- 650 bus stops
There is a lot of information on the City’s website if you want to learn more. Click here. Our practices are described (e.g. when we clear different roads and sidewalks and why some are done first). Not all roads and sidewalks receive the same level of service. You can even see the routes on the site. You can also read about the salt brine solution we apply before a storm which reduces our use of salt and makes snow clearing easier.
During a heavy snowfall, it can take the City up to five days to plow all of the sidewalks. Clearing the ice and snow from the sidewalk in front of your home or business will make it safer for everyone. That’s why we ask, please “be nice and clear the ice”.

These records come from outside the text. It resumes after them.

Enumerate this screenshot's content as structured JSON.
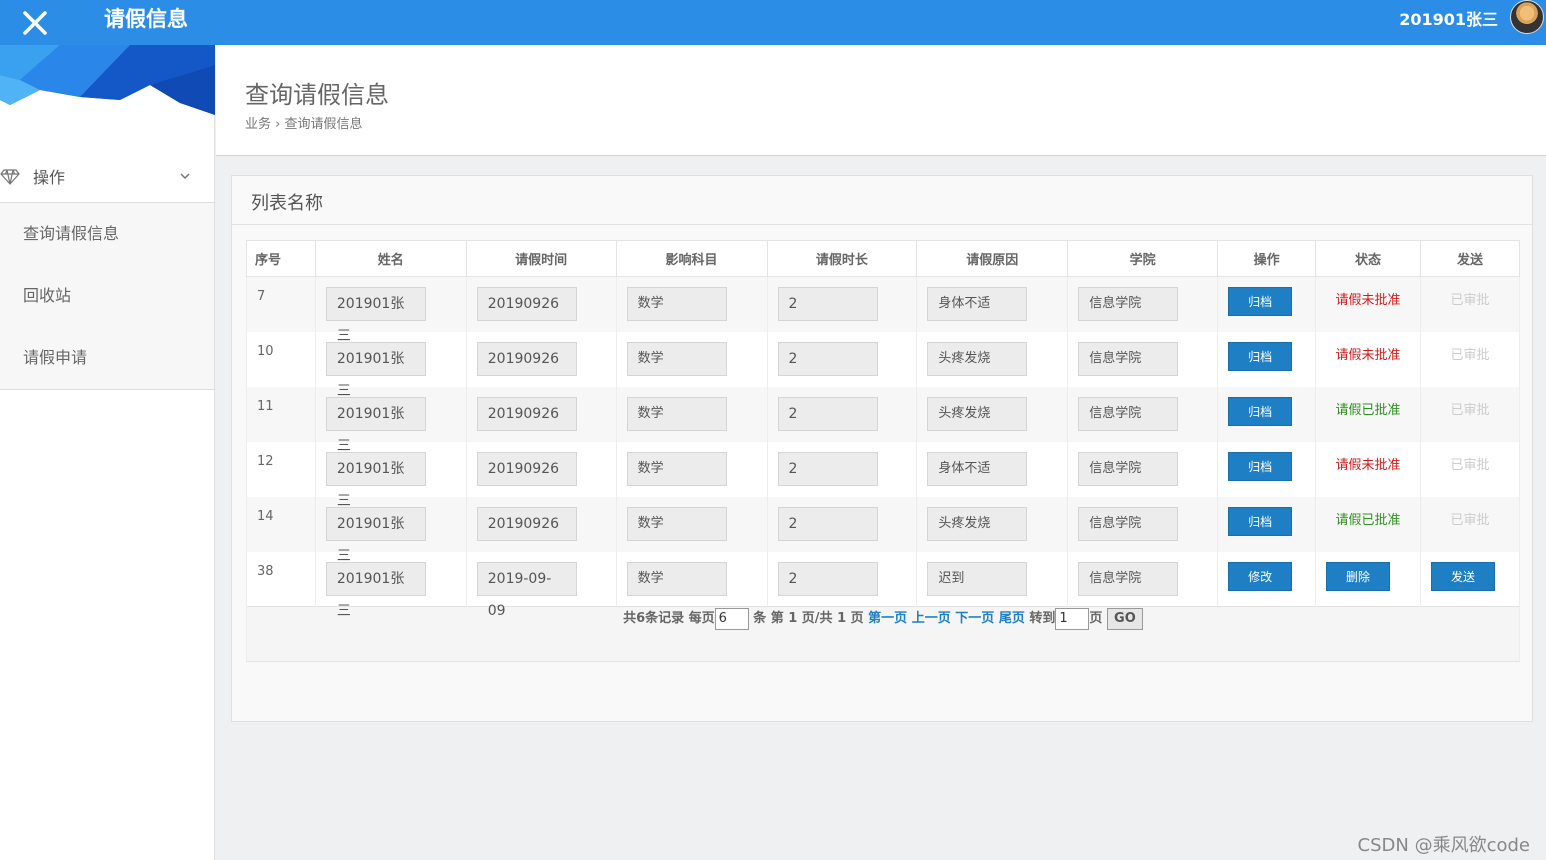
{
  "topbar": {
    "app_title": "请假信息",
    "user_name": "201901张三"
  },
  "sidebar": {
    "menu_label": "操作",
    "items": [
      {
        "label": "查询请假信息"
      },
      {
        "label": "回收站"
      },
      {
        "label": "请假申请"
      }
    ]
  },
  "page": {
    "title": "查询请假信息",
    "breadcrumb": "业务 › 查询请假信息"
  },
  "panel": {
    "title": "列表名称"
  },
  "table": {
    "headers": [
      "序号",
      "姓名",
      "请假时间",
      "影响科目",
      "请假时长",
      "请假原因",
      "学院",
      "操作",
      "状态",
      "发送"
    ],
    "rows": [
      {
        "id": "7",
        "name": "201901张三",
        "date": "20190926",
        "subject": "数学",
        "duration": "2",
        "reason": "身体不适",
        "college": "信息学院",
        "action": "归档",
        "status": "请假未批准",
        "send": "已审批"
      },
      {
        "id": "10",
        "name": "201901张三",
        "date": "20190926",
        "subject": "数学",
        "duration": "2",
        "reason": "头疼发烧",
        "college": "信息学院",
        "action": "归档",
        "status": "请假未批准",
        "send": "已审批"
      },
      {
        "id": "11",
        "name": "201901张三",
        "date": "20190926",
        "subject": "数学",
        "duration": "2",
        "reason": "头疼发烧",
        "college": "信息学院",
        "action": "归档",
        "status": "请假已批准",
        "send": "已审批"
      },
      {
        "id": "12",
        "name": "201901张三",
        "date": "20190926",
        "subject": "数学",
        "duration": "2",
        "reason": "身体不适",
        "college": "信息学院",
        "action": "归档",
        "status": "请假未批准",
        "send": "已审批"
      },
      {
        "id": "14",
        "name": "201901张三",
        "date": "20190926",
        "subject": "数学",
        "duration": "2",
        "reason": "头疼发烧",
        "college": "信息学院",
        "action": "归档",
        "status": "请假已批准",
        "send": "已审批"
      },
      {
        "id": "38",
        "name": "201901张三",
        "date": "2019-09-09",
        "subject": "数学",
        "duration": "2",
        "reason": "迟到",
        "college": "信息学院",
        "action": "修改",
        "status": "删除",
        "send": "发送"
      }
    ]
  },
  "pager": {
    "total_text": "共6条记录 每页",
    "per_page": "6",
    "page_info": "条 第 1 页/共 1 页",
    "first": "第一页",
    "prev": "上一页",
    "next": "下一页",
    "last": "尾页",
    "goto_label": "转到",
    "goto_value": "1",
    "page_suffix": "页",
    "go": "GO"
  },
  "watermark": "CSDN @乘风欲code",
  "colors": {
    "topbar": "#2b8de6",
    "button": "#1f7fc4",
    "status_red": "#d11b1b",
    "status_green": "#2f8f1f"
  }
}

Do you need help with clearing snow or have time to volunteer? Learn more about our partnership with the Volunteer Centre of Guelph and Wellington which manages the Snow Angels program.
We budgeted approximately $3.4 million for road snow removal in 2013 – about another $500,000 for sidewalks.
We have had 3 full residential plow outs this year compared to zero last year. Full residential plow outs only get triggered under specific conditions. Each one costs in the neighbourhood of $50,000. This is above and beyond our regular winter control work.
When we get a big event, like the one on Tuesday, employees from other service areas are called upon to help. For example, forestry employees are reallocated from their regular duties to sidewalk winter control. We also have contracts with private sector companies to assist when we get a big event. They are on a retainer and are paid hourly when they are called in for service. We have priority over their other retainer contracts for winter control.
In the winter, public works employees move to a 3-shift system to minimize overtime (e.g. night-time snow removal). In the spring, summer and fall their duties change. We have a dedicated crew – they perform a variety of seasonal tasks. Guelph winters are relatively mild so there are lots of outdoor road jobs that continue during this time (thank you for filling the big pothole today on the Regent Street hill that was threatening to take a wheel).